Wiring is getting a bit problematic, as some of the wires are brittle and occasionally break inside the insulation, which makes it hard to find where the problem is. I've done quite a bit of rewiring on an ad hoc basis.

A month ago, I retired the bike and bought an 03 RG. What a difference! Not so much in terms of better or worse, but just very different.

Not sure what to do with the FXRS.... I'd sell it, but the wife is "nostalgic" and thinks I should keep it. But the garage is very small and there's really no room for two bikes. Plus registration, insurance, etc. etc. We're still discussing it.

I gotta say, it's been a great bike. Been to Sturgis on it (from Los Angeles), as well as back and forth to work for 20 years. Rarely had a problem with it. But I'm really enjoying my "new" Geezer Glide!
My fxrs was pulled out of a barn about this time last year. It is a 1987 fxrs lowrider, it has 14,000 original miles on it. I was amazed how little it took to revive it. It took a new air filter, a carb rebuild, new plugs, wires, and a little work to the tank. I had it running (after a 10 year stay in that barn) in less than a week. Now I'm starting to work to get the 10 years of barn crud off from it. That seems to be more of a problem than the fixing of the mechanical problems. But we're just calling it a work in progress, I guess it doesn't have to be all done at one time. It seems to be finally starting to clean up.
Well, it's not an FXR but an FXE... 1983 to be exact. I am replacing the alternator and voltage regulator. The plug between the two was corroded and I was getting tired of kicking it. So I bought a 32 amp upgrade from Drag Specialties. I installed the voltage regulator and have only to make the final connection below the battery.

So now I am ready to install the new alternator rotor and stator. What is the best way to get the primary sprocket nut off? Is it left hand or right hand thread? I have a belt drive on the primary. Will I need to remove the inner primary case? Will the rotor stator just pull off the shaft?

Any help or advice would be greatly appreciated.
The motor sprocket nut goes on and off as a normal thread ,the nut that holds the clutch housing and plates is a reverse thread.

If you don't have the right tool to look the pulley, you could put the trans in 5th gear and have someone sit on the brakes.

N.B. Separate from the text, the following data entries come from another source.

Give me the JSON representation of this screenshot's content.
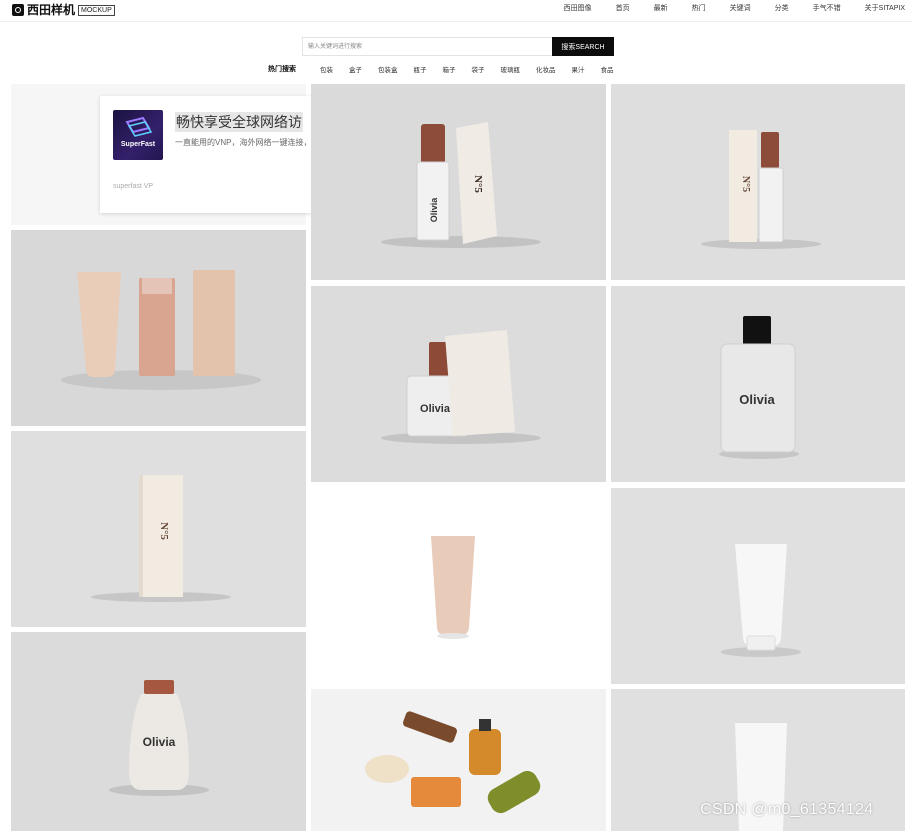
{
  "header": {
    "logo_text": "西田样机",
    "logo_badge": "MOCKUP",
    "nav": [
      "西田图像",
      "首页",
      "最新",
      "热门",
      "关键词",
      "分类",
      "手气不错",
      "关于SITAPIX"
    ]
  },
  "search": {
    "placeholder": "输入关键词进行搜索",
    "button_label": "搜索SEARCH"
  },
  "hot": {
    "label": "热门搜索",
    "tags": [
      "包装",
      "盒子",
      "包装盒",
      "瓶子",
      "箱子",
      "袋子",
      "玻璃瓶",
      "化妆品",
      "果汁",
      "食品"
    ]
  },
  "ad": {
    "logo_text": "SuperFast",
    "title": "畅快享受全球网络访",
    "desc": "一直能用的VNP，海外网络一键连接，",
    "foot": "superfast VP"
  },
  "products": {
    "olivia": "Olivia",
    "no5": "N°5"
  },
  "watermark": "CSDN @m0_61354124",
  "colors": {
    "accent_dark": "#0c0c0c",
    "tile_gray": "#dcdcdc",
    "cap_copper": "#9a5a42"
  }
}
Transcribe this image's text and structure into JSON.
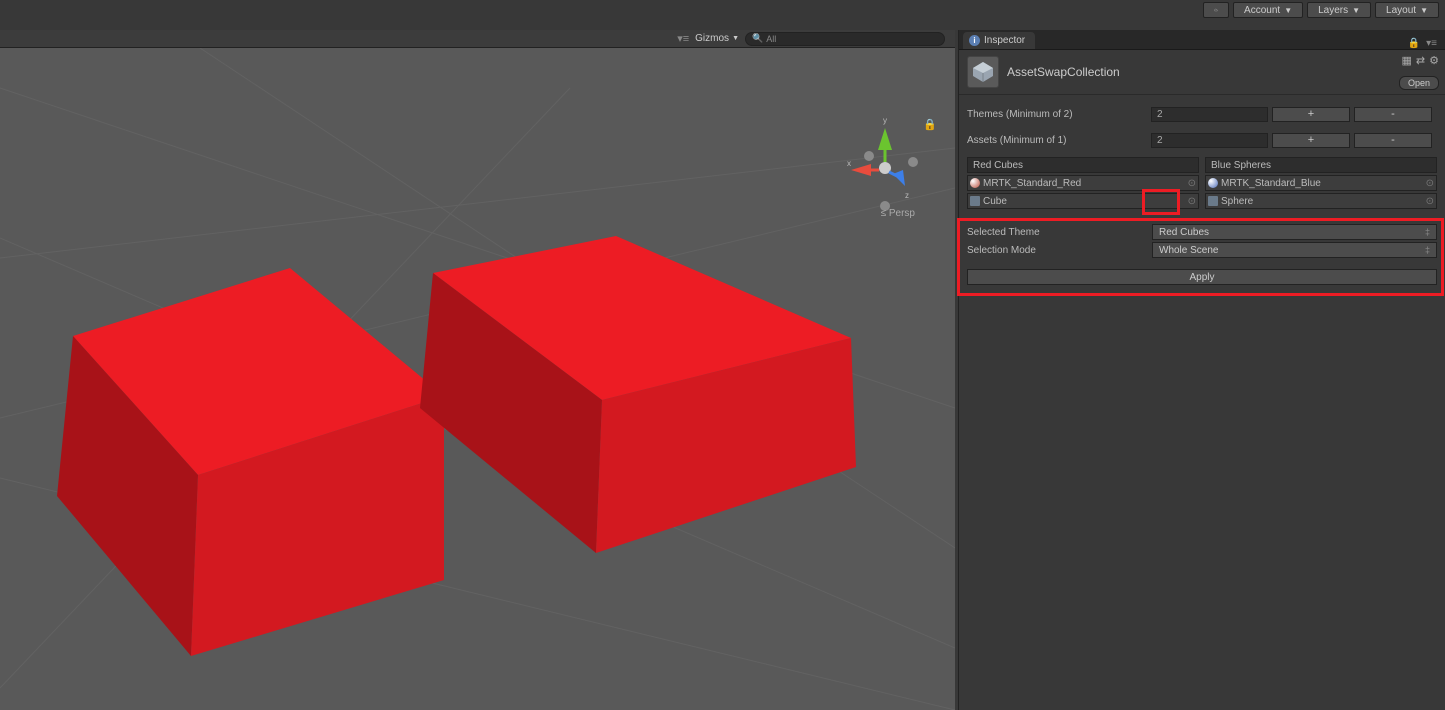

Better to have the right tools in any case. A bit of heat on the compensator nut will ease the removal if there was lock tite used in the assembly.
No impact tools.
Thanks Glider.

I started to loosen the nut this afternoon and the bike started to walk across the floor. What a great idea. I will put the Mrs. on the seat and have her lay on the brakes. Stay tuned, I am not out of the woods yet. My bro recommended an electric impact to remove the nut... but you caution against it. I will try the breaker bar approach first.

thanks again.